**WHAT YOU SHOULD DO:** Write out nothing except the lines running from the one containing "What's the underlying" to the last line of the data, exactly as they stand.

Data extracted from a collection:

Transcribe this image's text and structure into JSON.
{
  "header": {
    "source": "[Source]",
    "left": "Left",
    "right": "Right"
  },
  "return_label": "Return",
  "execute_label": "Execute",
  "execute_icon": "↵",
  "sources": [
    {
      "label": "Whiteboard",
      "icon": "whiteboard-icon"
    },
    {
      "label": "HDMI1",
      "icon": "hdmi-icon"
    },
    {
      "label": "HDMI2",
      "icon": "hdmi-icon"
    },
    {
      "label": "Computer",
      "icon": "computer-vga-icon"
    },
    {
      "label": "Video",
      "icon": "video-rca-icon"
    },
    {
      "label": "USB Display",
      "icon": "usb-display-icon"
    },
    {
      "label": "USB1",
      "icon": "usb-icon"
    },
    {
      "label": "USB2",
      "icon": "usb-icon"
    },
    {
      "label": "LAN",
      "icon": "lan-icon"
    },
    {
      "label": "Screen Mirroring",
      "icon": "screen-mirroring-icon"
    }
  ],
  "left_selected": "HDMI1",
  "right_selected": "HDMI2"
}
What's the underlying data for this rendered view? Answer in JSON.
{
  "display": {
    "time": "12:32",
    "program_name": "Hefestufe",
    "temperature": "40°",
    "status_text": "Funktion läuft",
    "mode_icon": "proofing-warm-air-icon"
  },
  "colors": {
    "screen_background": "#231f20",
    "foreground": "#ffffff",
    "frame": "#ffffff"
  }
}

**TASK SOLUTION:**
What's the underlying data for this rendered view? Answer in JSON.
{
  "display": {
    "time": "12:32",
    "program_name": "Hefestufe",
    "temperature": "40°",
    "status_text": "Funktion läuft",
    "mode_icon": "proofing-warm-air-icon"
  },
  "colors": {
    "screen_background": "#231f20",
    "foreground": "#ffffff",
    "frame": "#ffffff"
  }
}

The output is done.